Malena Marvin is the Executive Director of Southeast Alaska Conservation Council.
Walk up to most houses in rural Southeast Alaska, including ours, and the first thing you see is an impossibly long row of battered XtraTuf rubber boots. There are boots for the family, the friends who stopped by to chat, extras for the summer folks who came to visit or work as crew, and probably a pair or two with mysterious origins. Together, they tell a story of a certain way of life, one lived by the tidelines and on the water, and one defined by adventure and hard work outdoors.
Wrangellite or Skagwegian, Republican or Democrat, Native or newcomer, our families are diverse. But our family values in this place do have a few common elements. Jars full of berries and fish are the obvious one. A commitment to taking care of friends and neighbors is another.
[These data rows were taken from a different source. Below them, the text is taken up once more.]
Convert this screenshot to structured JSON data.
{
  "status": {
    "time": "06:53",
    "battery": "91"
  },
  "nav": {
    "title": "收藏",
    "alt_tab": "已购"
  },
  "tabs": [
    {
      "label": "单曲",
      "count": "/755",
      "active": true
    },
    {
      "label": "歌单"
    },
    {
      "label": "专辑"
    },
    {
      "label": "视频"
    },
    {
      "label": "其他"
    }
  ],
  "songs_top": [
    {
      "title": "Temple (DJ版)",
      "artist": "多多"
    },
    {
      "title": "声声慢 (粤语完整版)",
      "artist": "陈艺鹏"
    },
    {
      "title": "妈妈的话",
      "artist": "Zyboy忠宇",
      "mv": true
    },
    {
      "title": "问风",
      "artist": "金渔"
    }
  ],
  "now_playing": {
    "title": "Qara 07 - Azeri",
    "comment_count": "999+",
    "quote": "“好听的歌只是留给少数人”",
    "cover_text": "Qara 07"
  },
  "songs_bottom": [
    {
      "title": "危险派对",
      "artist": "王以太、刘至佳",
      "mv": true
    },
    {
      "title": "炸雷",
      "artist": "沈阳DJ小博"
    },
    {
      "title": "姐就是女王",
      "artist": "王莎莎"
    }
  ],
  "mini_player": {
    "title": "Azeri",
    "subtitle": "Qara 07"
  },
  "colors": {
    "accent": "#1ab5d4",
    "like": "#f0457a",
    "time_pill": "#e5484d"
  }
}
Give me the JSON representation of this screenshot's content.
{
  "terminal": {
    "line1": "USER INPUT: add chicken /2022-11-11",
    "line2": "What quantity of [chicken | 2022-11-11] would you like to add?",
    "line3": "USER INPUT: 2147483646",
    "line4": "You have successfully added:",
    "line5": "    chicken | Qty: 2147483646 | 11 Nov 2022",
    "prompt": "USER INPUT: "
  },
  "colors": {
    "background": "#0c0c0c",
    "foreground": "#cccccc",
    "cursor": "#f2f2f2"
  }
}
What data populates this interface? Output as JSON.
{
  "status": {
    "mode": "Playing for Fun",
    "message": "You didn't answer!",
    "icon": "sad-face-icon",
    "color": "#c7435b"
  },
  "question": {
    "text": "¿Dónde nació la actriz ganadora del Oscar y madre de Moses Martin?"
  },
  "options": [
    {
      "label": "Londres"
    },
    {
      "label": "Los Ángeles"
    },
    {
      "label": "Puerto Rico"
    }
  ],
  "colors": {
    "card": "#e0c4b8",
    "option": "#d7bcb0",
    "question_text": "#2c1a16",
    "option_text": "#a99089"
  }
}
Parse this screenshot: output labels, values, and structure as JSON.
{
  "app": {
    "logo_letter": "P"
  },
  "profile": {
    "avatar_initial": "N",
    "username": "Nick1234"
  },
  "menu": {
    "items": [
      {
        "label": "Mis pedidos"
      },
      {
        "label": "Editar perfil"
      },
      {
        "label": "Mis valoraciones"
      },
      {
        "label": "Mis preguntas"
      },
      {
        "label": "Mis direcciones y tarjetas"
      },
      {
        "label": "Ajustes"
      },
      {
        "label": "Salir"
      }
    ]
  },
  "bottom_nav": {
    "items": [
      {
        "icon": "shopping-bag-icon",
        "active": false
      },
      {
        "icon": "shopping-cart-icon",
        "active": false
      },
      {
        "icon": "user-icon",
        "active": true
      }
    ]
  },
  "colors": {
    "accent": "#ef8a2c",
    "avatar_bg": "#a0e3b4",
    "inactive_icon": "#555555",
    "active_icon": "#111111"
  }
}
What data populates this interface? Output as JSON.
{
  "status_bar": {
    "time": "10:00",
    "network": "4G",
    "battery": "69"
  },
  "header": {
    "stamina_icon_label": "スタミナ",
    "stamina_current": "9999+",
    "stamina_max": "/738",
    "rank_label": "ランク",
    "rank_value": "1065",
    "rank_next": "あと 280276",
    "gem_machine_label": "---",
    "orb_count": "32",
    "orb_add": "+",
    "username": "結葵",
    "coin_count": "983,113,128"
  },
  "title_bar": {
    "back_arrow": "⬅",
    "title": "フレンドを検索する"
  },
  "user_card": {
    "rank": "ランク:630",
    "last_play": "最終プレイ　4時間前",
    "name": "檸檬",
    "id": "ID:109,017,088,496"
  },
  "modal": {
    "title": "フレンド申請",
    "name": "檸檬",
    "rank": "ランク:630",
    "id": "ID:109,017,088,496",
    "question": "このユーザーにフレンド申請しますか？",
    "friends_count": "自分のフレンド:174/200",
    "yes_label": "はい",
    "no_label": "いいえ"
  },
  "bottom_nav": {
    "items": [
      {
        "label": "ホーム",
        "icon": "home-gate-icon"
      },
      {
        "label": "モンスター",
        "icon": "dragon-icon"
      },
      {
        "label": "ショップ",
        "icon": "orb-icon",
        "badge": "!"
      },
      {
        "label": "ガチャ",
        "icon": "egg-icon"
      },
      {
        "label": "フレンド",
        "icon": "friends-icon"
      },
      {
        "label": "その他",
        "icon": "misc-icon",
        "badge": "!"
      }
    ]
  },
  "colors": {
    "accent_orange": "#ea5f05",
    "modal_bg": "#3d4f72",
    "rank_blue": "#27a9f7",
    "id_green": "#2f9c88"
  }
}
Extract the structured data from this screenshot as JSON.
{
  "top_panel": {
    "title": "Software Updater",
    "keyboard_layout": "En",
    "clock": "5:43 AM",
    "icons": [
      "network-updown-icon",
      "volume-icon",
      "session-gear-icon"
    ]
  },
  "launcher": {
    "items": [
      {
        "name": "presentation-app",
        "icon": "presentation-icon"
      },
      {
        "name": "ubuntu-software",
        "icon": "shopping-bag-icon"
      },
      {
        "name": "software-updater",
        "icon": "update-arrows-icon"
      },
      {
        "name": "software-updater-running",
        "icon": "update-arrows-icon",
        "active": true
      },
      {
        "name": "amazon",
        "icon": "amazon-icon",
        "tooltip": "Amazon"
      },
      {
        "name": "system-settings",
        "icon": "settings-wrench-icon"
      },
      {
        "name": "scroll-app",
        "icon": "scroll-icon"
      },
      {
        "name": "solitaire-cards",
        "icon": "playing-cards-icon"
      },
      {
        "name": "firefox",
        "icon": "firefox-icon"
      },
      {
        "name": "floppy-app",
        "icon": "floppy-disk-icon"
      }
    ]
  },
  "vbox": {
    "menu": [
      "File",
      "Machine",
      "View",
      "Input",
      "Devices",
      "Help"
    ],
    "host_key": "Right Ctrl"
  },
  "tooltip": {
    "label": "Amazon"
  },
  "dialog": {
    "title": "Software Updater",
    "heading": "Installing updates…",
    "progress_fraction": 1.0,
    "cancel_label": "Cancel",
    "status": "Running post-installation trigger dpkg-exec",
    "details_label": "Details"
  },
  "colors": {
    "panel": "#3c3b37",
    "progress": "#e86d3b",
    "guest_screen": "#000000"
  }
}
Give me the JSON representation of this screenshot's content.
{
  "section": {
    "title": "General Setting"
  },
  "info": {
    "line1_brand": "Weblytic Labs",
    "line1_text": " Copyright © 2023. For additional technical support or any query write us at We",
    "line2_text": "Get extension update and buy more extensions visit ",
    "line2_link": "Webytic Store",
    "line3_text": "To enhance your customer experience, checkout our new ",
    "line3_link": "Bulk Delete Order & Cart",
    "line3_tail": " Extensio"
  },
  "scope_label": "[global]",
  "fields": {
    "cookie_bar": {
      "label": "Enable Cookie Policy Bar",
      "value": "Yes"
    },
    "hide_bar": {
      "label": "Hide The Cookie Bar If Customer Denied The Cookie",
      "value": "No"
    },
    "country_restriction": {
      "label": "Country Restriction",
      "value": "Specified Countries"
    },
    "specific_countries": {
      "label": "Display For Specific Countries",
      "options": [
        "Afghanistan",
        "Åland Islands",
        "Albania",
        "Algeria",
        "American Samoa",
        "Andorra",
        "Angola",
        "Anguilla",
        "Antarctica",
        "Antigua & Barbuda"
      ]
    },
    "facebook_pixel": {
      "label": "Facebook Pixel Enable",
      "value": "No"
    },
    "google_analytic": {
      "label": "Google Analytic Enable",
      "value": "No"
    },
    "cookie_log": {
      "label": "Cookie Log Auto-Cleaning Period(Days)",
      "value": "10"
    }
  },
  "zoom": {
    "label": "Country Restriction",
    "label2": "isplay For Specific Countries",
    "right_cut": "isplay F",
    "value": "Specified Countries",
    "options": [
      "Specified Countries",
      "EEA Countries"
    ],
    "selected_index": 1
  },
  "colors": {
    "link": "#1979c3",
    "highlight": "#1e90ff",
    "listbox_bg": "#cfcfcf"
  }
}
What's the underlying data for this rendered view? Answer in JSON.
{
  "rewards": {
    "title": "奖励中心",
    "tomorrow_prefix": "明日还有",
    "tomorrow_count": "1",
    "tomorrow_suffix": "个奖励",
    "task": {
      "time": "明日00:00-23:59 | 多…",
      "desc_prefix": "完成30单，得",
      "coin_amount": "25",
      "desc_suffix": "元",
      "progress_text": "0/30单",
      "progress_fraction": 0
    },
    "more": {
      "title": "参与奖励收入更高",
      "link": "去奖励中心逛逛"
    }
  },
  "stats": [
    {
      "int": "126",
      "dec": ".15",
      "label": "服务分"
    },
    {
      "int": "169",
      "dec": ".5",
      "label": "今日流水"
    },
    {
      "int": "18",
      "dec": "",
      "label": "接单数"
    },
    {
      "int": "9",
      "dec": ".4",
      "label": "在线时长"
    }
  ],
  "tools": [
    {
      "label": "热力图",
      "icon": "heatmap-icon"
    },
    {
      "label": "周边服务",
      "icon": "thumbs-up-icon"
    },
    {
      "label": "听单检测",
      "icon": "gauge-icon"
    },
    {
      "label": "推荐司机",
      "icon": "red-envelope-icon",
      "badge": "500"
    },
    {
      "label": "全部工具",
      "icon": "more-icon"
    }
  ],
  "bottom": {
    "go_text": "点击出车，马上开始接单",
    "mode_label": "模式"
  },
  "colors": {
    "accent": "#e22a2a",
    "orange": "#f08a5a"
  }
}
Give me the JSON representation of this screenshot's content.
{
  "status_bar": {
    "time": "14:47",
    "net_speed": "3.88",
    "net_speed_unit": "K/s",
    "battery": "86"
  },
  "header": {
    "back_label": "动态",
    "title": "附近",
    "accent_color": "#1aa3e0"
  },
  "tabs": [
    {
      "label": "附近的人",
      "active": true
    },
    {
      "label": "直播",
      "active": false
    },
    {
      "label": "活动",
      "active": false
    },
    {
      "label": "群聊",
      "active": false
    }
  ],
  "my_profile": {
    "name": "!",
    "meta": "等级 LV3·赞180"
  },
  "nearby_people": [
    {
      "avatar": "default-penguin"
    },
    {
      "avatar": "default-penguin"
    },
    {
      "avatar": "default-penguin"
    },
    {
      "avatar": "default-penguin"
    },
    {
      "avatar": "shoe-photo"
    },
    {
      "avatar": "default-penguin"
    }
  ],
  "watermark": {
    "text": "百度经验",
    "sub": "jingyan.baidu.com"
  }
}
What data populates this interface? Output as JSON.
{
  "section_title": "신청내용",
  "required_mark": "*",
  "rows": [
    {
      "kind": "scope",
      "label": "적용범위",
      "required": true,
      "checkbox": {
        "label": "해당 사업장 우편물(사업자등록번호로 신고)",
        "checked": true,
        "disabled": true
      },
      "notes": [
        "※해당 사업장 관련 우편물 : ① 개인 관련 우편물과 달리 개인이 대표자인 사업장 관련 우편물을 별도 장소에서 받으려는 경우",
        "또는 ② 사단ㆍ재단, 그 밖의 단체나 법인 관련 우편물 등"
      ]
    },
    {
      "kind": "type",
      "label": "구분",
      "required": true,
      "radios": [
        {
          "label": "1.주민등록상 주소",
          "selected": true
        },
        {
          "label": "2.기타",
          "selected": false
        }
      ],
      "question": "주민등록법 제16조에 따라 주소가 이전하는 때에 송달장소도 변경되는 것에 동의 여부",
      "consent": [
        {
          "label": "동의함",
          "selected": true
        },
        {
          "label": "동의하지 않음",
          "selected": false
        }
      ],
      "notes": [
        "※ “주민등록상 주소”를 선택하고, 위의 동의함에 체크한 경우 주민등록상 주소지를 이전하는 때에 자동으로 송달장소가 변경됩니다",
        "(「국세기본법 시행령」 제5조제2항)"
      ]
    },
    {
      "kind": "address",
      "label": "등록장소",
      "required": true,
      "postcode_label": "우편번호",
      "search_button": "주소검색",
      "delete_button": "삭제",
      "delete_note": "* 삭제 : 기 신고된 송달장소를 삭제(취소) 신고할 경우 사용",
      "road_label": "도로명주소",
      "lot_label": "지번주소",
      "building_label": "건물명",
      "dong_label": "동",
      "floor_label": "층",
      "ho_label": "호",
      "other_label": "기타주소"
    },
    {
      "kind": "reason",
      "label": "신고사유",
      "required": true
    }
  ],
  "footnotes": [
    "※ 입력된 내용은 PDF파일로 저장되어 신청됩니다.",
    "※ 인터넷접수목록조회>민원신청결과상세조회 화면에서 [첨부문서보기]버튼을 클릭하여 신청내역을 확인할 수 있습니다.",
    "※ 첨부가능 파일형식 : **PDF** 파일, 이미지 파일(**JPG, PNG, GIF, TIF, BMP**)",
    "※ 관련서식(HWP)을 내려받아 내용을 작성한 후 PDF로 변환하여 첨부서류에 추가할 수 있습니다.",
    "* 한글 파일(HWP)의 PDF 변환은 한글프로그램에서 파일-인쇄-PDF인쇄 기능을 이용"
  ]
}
I also look across the islands and fjords of our region and see that few of us are more than one degree of separation from a family whose livelihood depends on fishing or tourism dollars.
It’s in reverence to our unique way of life, to these things that unify us, that today I’m asking Gov. Bill Walker to work harder for clean water, and to walk his talk about putting Alaska’s fish first when it comes to policy.